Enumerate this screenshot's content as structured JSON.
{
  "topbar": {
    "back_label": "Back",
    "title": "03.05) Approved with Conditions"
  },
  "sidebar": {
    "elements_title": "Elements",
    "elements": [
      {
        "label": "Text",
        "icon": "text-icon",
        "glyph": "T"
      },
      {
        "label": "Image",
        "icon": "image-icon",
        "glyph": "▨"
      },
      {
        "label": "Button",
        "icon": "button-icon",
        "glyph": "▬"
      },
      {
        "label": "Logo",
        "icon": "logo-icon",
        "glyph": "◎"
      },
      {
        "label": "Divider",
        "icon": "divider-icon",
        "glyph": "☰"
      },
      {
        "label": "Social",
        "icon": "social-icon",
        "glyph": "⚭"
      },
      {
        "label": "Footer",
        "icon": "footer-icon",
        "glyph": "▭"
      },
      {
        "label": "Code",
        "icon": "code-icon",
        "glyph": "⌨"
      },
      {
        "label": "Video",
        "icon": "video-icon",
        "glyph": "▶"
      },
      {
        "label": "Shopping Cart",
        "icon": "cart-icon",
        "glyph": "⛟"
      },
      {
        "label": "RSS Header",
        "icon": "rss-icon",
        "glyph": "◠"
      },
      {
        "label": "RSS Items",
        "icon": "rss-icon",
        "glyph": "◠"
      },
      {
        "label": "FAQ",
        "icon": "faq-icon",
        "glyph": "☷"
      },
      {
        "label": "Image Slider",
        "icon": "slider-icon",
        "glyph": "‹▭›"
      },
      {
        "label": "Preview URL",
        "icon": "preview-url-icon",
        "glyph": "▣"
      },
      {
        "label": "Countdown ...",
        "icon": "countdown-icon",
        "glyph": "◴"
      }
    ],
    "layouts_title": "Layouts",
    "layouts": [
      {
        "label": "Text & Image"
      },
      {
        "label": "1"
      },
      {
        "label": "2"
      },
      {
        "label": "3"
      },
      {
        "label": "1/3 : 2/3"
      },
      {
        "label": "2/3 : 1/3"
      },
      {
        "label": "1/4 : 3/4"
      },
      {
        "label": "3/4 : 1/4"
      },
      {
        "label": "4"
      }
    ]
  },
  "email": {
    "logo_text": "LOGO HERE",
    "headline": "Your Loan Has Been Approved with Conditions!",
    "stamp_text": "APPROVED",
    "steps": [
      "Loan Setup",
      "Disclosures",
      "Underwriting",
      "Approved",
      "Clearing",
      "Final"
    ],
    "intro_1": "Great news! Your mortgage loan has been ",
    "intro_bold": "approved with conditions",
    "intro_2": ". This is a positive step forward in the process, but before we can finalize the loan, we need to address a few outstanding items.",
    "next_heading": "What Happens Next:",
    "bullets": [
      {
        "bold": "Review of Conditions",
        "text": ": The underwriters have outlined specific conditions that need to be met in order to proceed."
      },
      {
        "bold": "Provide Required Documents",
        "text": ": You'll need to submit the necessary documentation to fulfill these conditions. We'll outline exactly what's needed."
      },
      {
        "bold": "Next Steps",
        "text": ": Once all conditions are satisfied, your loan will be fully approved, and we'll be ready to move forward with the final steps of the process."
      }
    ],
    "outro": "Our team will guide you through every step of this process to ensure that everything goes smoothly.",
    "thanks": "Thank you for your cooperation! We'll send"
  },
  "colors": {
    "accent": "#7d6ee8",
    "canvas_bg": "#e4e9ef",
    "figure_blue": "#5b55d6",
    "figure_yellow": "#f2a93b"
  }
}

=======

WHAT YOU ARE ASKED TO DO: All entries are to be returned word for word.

ANSWER BELOW:
Enumerate this screenshot's content as structured JSON.
{
  "topbar": {
    "back_label": "Back",
    "title": "03.05) Approved with Conditions"
  },
  "sidebar": {
    "elements_title": "Elements",
    "elements": [
      {
        "label": "Text",
        "icon": "text-icon",
        "glyph": "T"
      },
      {
        "label": "Image",
        "icon": "image-icon",
        "glyph": "▨"
      },
      {
        "label": "Button",
        "icon": "button-icon",
        "glyph": "▬"
      },
      {
        "label": "Logo",
        "icon": "logo-icon",
        "glyph": "◎"
      },
      {
        "label": "Divider",
        "icon": "divider-icon",
        "glyph": "☰"
      },
      {
        "label": "Social",
        "icon": "social-icon",
        "glyph": "⚭"
      },
      {
        "label": "Footer",
        "icon": "footer-icon",
        "glyph": "▭"
      },
      {
        "label": "Code",
        "icon": "code-icon",
        "glyph": "⌨"
      },
      {
        "label": "Video",
        "icon": "video-icon",
        "glyph": "▶"
      },
      {
        "label": "Shopping Cart",
        "icon": "cart-icon",
        "glyph": "⛟"
      },
      {
        "label": "RSS Header",
        "icon": "rss-icon",
        "glyph": "◠"
      },
      {
        "label": "RSS Items",
        "icon": "rss-icon",
        "glyph": "◠"
      },
      {
        "label": "FAQ",
        "icon": "faq-icon",
        "glyph": "☷"
      },
      {
        "label": "Image Slider",
        "icon": "slider-icon",
        "glyph": "‹▭›"
      },
      {
        "label": "Preview URL",
        "icon": "preview-url-icon",
        "glyph": "▣"
      },
      {
        "label": "Countdown ...",
        "icon": "countdown-icon",
        "glyph": "◴"
      }
    ],
    "layouts_title": "Layouts",
    "layouts": [
      {
        "label": "Text & Image"
      },
      {
        "label": "1"
      },
      {
        "label": "2"
      },
      {
        "label": "3"
      },
      {
        "label": "1/3 : 2/3"
      },
      {
        "label": "2/3 : 1/3"
      },
      {
        "label": "1/4 : 3/4"
      },
      {
        "label": "3/4 : 1/4"
      },
      {
        "label": "4"
      }
    ]
  },
  "email": {
    "logo_text": "LOGO HERE",
    "headline": "Your Loan Has Been Approved with Conditions!",
    "stamp_text": "APPROVED",
    "steps": [
      "Loan Setup",
      "Disclosures",
      "Underwriting",
      "Approved",
      "Clearing",
      "Final"
    ],
    "intro_1": "Great news! Your mortgage loan has been ",
    "intro_bold": "approved with conditions",
    "intro_2": ". This is a positive step forward in the process, but before we can finalize the loan, we need to address a few outstanding items.",
    "next_heading": "What Happens Next:",
    "bullets": [
      {
        "bold": "Review of Conditions",
        "text": ": The underwriters have outlined specific conditions that need to be met in order to proceed."
      },
      {
        "bold": "Provide Required Documents",
        "text": ": You'll need to submit the necessary documentation to fulfill these conditions. We'll outline exactly what's needed."
      },
      {
        "bold": "Next Steps",
        "text": ": Once all conditions are satisfied, your loan will be fully approved, and we'll be ready to move forward with the final steps of the process."
      }
    ],
    "outro": "Our team will guide you through every step of this process to ensure that everything goes smoothly.",
    "thanks": "Thank you for your cooperation! We'll send"
  },
  "colors": {
    "accent": "#7d6ee8",
    "canvas_bg": "#e4e9ef",
    "figure_blue": "#5b55d6",
    "figure_yellow": "#f2a93b"
  }
}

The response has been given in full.